- What you have to do:
The response should consist of every line below, restated exactly, with no pictures.

- Records:
'''

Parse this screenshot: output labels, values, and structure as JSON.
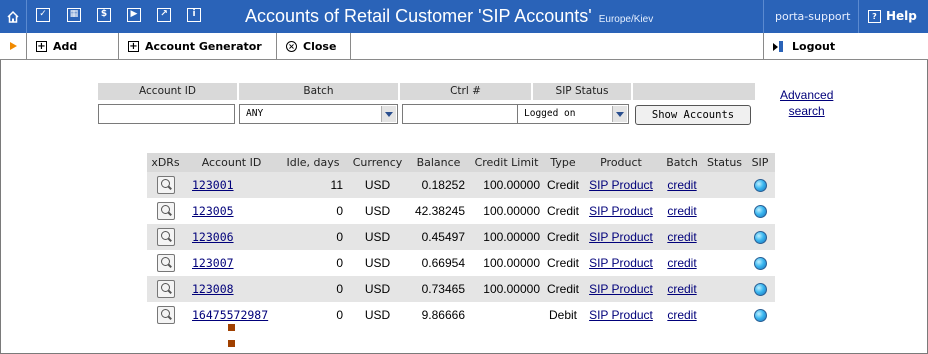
{
  "titlebar": {
    "title": "Accounts of Retail Customer 'SIP Accounts'",
    "timezone": "Europe/Kiev",
    "user": "porta-support",
    "help": "Help"
  },
  "toolbar": {
    "add": "Add",
    "generator": "Account Generator",
    "close": "Close",
    "logout": "Logout"
  },
  "search": {
    "headers": [
      "Account ID",
      "Batch",
      "Ctrl #",
      "SIP Status"
    ],
    "account_id_value": "",
    "batch_value": "ANY",
    "ctrl_value": "",
    "sip_status_value": "Logged on",
    "show_button": "Show Accounts",
    "advanced_line1": "Advanced",
    "advanced_line2": "search"
  },
  "table": {
    "headers": [
      "xDRs",
      "Account ID",
      "Idle, days",
      "Currency",
      "Balance",
      "Credit Limit",
      "Type",
      "Product",
      "Batch",
      "Status",
      "SIP"
    ],
    "rows": [
      {
        "id": "123001",
        "idle": "11",
        "currency": "USD",
        "balance": "0.18252",
        "credit_limit": "100.00000",
        "type": "Credit",
        "product": "SIP Product",
        "batch": "credit",
        "status": ""
      },
      {
        "id": "123005",
        "idle": "0",
        "currency": "USD",
        "balance": "42.38245",
        "credit_limit": "100.00000",
        "type": "Credit",
        "product": "SIP Product",
        "batch": "credit",
        "status": ""
      },
      {
        "id": "123006",
        "idle": "0",
        "currency": "USD",
        "balance": "0.45497",
        "credit_limit": "100.00000",
        "type": "Credit",
        "product": "SIP Product",
        "batch": "credit",
        "status": ""
      },
      {
        "id": "123007",
        "idle": "0",
        "currency": "USD",
        "balance": "0.66954",
        "credit_limit": "100.00000",
        "type": "Credit",
        "product": "SIP Product",
        "batch": "credit",
        "status": ""
      },
      {
        "id": "123008",
        "idle": "0",
        "currency": "USD",
        "balance": "0.73465",
        "credit_limit": "100.00000",
        "type": "Credit",
        "product": "SIP Product",
        "batch": "credit",
        "status": ""
      },
      {
        "id": "16475572987",
        "idle": "0",
        "currency": "USD",
        "balance": "9.86666",
        "credit_limit": "",
        "type": "Debit",
        "product": "SIP Product",
        "batch": "credit",
        "status": ""
      }
    ]
  },
  "colors": {
    "titlebar_bg": "#2a63b8",
    "header_bg": "#d9d9d9",
    "row_alt_bg": "#e5e5e5",
    "link": "#00007a",
    "toolbar_arrow": "#f08a00"
  },
  "icons": {
    "home": "home-icon",
    "toolbar_arrow": "play-arrow-icon",
    "xdr": "magnifier-icon",
    "sip_status": "sip-online-icon"
  }
}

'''

- Exercise solution:
Parse this screenshot: output labels, values, and structure as JSON.
{
  "titlebar": {
    "title": "Accounts of Retail Customer 'SIP Accounts'",
    "timezone": "Europe/Kiev",
    "user": "porta-support",
    "help": "Help"
  },
  "toolbar": {
    "add": "Add",
    "generator": "Account Generator",
    "close": "Close",
    "logout": "Logout"
  },
  "search": {
    "headers": [
      "Account ID",
      "Batch",
      "Ctrl #",
      "SIP Status"
    ],
    "account_id_value": "",
    "batch_value": "ANY",
    "ctrl_value": "",
    "sip_status_value": "Logged on",
    "show_button": "Show Accounts",
    "advanced_line1": "Advanced",
    "advanced_line2": "search"
  },
  "table": {
    "headers": [
      "xDRs",
      "Account ID",
      "Idle, days",
      "Currency",
      "Balance",
      "Credit Limit",
      "Type",
      "Product",
      "Batch",
      "Status",
      "SIP"
    ],
    "rows": [
      {
        "id": "123001",
        "idle": "11",
        "currency": "USD",
        "balance": "0.18252",
        "credit_limit": "100.00000",
        "type": "Credit",
        "product": "SIP Product",
        "batch": "credit",
        "status": ""
      },
      {
        "id": "123005",
        "idle": "0",
        "currency": "USD",
        "balance": "42.38245",
        "credit_limit": "100.00000",
        "type": "Credit",
        "product": "SIP Product",
        "batch": "credit",
        "status": ""
      },
      {
        "id": "123006",
        "idle": "0",
        "currency": "USD",
        "balance": "0.45497",
        "credit_limit": "100.00000",
        "type": "Credit",
        "product": "SIP Product",
        "batch": "credit",
        "status": ""
      },
      {
        "id": "123007",
        "idle": "0",
        "currency": "USD",
        "balance": "0.66954",
        "credit_limit": "100.00000",
        "type": "Credit",
        "product": "SIP Product",
        "batch": "credit",
        "status": ""
      },
      {
        "id": "123008",
        "idle": "0",
        "currency": "USD",
        "balance": "0.73465",
        "credit_limit": "100.00000",
        "type": "Credit",
        "product": "SIP Product",
        "batch": "credit",
        "status": ""
      },
      {
        "id": "16475572987",
        "idle": "0",
        "currency": "USD",
        "balance": "9.86666",
        "credit_limit": "",
        "type": "Debit",
        "product": "SIP Product",
        "batch": "credit",
        "status": ""
      }
    ]
  },
  "colors": {
    "titlebar_bg": "#2a63b8",
    "header_bg": "#d9d9d9",
    "row_alt_bg": "#e5e5e5",
    "link": "#00007a",
    "toolbar_arrow": "#f08a00"
  },
  "icons": {
    "home": "home-icon",
    "toolbar_arrow": "play-arrow-icon",
    "xdr": "magnifier-icon",
    "sip_status": "sip-online-icon"
  }
}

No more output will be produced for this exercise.